**REQUIRED ACTION:**
The listing that follows must be given again in full and exactly.

┌────────

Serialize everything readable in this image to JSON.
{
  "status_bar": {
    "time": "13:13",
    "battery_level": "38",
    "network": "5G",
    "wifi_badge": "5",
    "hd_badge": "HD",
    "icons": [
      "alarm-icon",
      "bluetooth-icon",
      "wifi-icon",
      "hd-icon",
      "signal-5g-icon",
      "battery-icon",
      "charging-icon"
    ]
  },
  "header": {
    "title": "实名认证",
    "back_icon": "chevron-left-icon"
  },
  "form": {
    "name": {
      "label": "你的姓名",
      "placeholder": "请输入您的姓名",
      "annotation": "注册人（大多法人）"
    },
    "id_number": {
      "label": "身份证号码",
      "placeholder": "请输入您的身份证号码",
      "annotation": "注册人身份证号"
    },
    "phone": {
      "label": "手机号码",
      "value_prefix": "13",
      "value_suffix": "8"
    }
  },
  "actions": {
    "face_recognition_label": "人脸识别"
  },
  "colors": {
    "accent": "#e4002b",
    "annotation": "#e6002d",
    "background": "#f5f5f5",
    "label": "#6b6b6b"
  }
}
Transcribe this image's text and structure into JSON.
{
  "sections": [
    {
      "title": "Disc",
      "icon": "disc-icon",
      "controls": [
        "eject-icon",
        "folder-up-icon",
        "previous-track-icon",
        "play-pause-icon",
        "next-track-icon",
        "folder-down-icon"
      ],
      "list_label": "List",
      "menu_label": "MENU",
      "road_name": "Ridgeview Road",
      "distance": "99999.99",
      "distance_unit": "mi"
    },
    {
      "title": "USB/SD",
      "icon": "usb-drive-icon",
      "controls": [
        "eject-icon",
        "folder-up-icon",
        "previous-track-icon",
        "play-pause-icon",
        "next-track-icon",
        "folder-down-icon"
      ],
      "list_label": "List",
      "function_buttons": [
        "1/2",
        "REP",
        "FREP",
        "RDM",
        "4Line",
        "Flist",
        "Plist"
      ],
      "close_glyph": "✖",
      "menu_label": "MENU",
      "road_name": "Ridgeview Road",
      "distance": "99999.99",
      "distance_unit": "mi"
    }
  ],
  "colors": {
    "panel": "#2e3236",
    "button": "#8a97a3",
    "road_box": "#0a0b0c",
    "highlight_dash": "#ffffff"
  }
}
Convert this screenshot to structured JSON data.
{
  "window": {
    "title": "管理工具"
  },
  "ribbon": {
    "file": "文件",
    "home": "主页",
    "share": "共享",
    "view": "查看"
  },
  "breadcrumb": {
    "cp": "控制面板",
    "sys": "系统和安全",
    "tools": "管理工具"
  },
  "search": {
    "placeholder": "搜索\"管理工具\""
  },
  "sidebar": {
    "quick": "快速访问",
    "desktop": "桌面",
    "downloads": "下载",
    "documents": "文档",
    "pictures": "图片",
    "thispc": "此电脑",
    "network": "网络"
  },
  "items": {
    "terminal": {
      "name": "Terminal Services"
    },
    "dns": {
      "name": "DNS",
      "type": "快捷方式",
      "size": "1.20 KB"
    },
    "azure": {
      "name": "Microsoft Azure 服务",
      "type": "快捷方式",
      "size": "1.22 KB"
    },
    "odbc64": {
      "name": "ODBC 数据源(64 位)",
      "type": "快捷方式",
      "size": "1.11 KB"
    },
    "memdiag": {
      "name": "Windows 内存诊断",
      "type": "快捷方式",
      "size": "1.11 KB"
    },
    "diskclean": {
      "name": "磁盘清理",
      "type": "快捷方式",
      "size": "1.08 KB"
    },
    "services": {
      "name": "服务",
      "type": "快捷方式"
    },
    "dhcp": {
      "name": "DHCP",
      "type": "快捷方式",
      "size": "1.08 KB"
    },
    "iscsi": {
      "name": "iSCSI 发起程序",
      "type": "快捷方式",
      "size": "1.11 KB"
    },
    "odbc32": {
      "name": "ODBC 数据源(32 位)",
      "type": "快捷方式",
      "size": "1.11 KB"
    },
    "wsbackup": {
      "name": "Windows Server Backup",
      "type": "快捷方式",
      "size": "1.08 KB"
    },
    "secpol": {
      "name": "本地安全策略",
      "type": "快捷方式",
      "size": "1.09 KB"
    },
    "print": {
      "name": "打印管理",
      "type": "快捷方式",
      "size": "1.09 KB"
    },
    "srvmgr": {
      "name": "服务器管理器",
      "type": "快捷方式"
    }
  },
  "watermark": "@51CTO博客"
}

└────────

**EXPECTED ANSWER:**
Serialize everything readable in this image to JSON.
{
  "status_bar": {
    "time": "13:13",
    "battery_level": "38",
    "network": "5G",
    "wifi_badge": "5",
    "hd_badge": "HD",
    "icons": [
      "alarm-icon",
      "bluetooth-icon",
      "wifi-icon",
      "hd-icon",
      "signal-5g-icon",
      "battery-icon",
      "charging-icon"
    ]
  },
  "header": {
    "title": "实名认证",
    "back_icon": "chevron-left-icon"
  },
  "form": {
    "name": {
      "label": "你的姓名",
      "placeholder": "请输入您的姓名",
      "annotation": "注册人（大多法人）"
    },
    "id_number": {
      "label": "身份证号码",
      "placeholder": "请输入您的身份证号码",
      "annotation": "注册人身份证号"
    },
    "phone": {
      "label": "手机号码",
      "value_prefix": "13",
      "value_suffix": "8"
    }
  },
  "actions": {
    "face_recognition_label": "人脸识别"
  },
  "colors": {
    "accent": "#e4002b",
    "annotation": "#e6002d",
    "background": "#f5f5f5",
    "label": "#6b6b6b"
  }
}
Transcribe this image's text and structure into JSON.
{
  "sections": [
    {
      "title": "Disc",
      "icon": "disc-icon",
      "controls": [
        "eject-icon",
        "folder-up-icon",
        "previous-track-icon",
        "play-pause-icon",
        "next-track-icon",
        "folder-down-icon"
      ],
      "list_label": "List",
      "menu_label": "MENU",
      "road_name": "Ridgeview Road",
      "distance": "99999.99",
      "distance_unit": "mi"
    },
    {
      "title": "USB/SD",
      "icon": "usb-drive-icon",
      "controls": [
        "eject-icon",
        "folder-up-icon",
        "previous-track-icon",
        "play-pause-icon",
        "next-track-icon",
        "folder-down-icon"
      ],
      "list_label": "List",
      "function_buttons": [
        "1/2",
        "REP",
        "FREP",
        "RDM",
        "4Line",
        "Flist",
        "Plist"
      ],
      "close_glyph": "✖",
      "menu_label": "MENU",
      "road_name": "Ridgeview Road",
      "distance": "99999.99",
      "distance_unit": "mi"
    }
  ],
  "colors": {
    "panel": "#2e3236",
    "button": "#8a97a3",
    "road_box": "#0a0b0c",
    "highlight_dash": "#ffffff"
  }
}
Convert this screenshot to structured JSON data.
{
  "window": {
    "title": "管理工具"
  },
  "ribbon": {
    "file": "文件",
    "home": "主页",
    "share": "共享",
    "view": "查看"
  },
  "breadcrumb": {
    "cp": "控制面板",
    "sys": "系统和安全",
    "tools": "管理工具"
  },
  "search": {
    "placeholder": "搜索\"管理工具\""
  },
  "sidebar": {
    "quick": "快速访问",
    "desktop": "桌面",
    "downloads": "下载",
    "documents": "文档",
    "pictures": "图片",
    "thispc": "此电脑",
    "network": "网络"
  },
  "items": {
    "terminal": {
      "name": "Terminal Services"
    },
    "dns": {
      "name": "DNS",
      "type": "快捷方式",
      "size": "1.20 KB"
    },
    "azure": {
      "name": "Microsoft Azure 服务",
      "type": "快捷方式",
      "size": "1.22 KB"
    },
    "odbc64": {
      "name": "ODBC 数据源(64 位)",
      "type": "快捷方式",
      "size": "1.11 KB"
    },
    "memdiag": {
      "name": "Windows 内存诊断",
      "type": "快捷方式",
      "size": "1.11 KB"
    },
    "diskclean": {
      "name": "磁盘清理",
      "type": "快捷方式",
      "size": "1.08 KB"
    },
    "services": {
      "name": "服务",
      "type": "快捷方式"
    },
    "dhcp": {
      "name": "DHCP",
      "type": "快捷方式",
      "size": "1.08 KB"
    },
    "iscsi": {
      "name": "iSCSI 发起程序",
      "type": "快捷方式",
      "size": "1.11 KB"
    },
    "odbc32": {
      "name": "ODBC 数据源(32 位)",
      "type": "快捷方式",
      "size": "1.11 KB"
    },
    "wsbackup": {
      "name": "Windows Server Backup",
      "type": "快捷方式",
      "size": "1.08 KB"
    },
    "secpol": {
      "name": "本地安全策略",
      "type": "快捷方式",
      "size": "1.09 KB"
    },
    "print": {
      "name": "打印管理",
      "type": "快捷方式",
      "size": "1.09 KB"
    },
    "srvmgr": {
      "name": "服务器管理器",
      "type": "快捷方式"
    }
  },
  "watermark": "@51CTO博客"
}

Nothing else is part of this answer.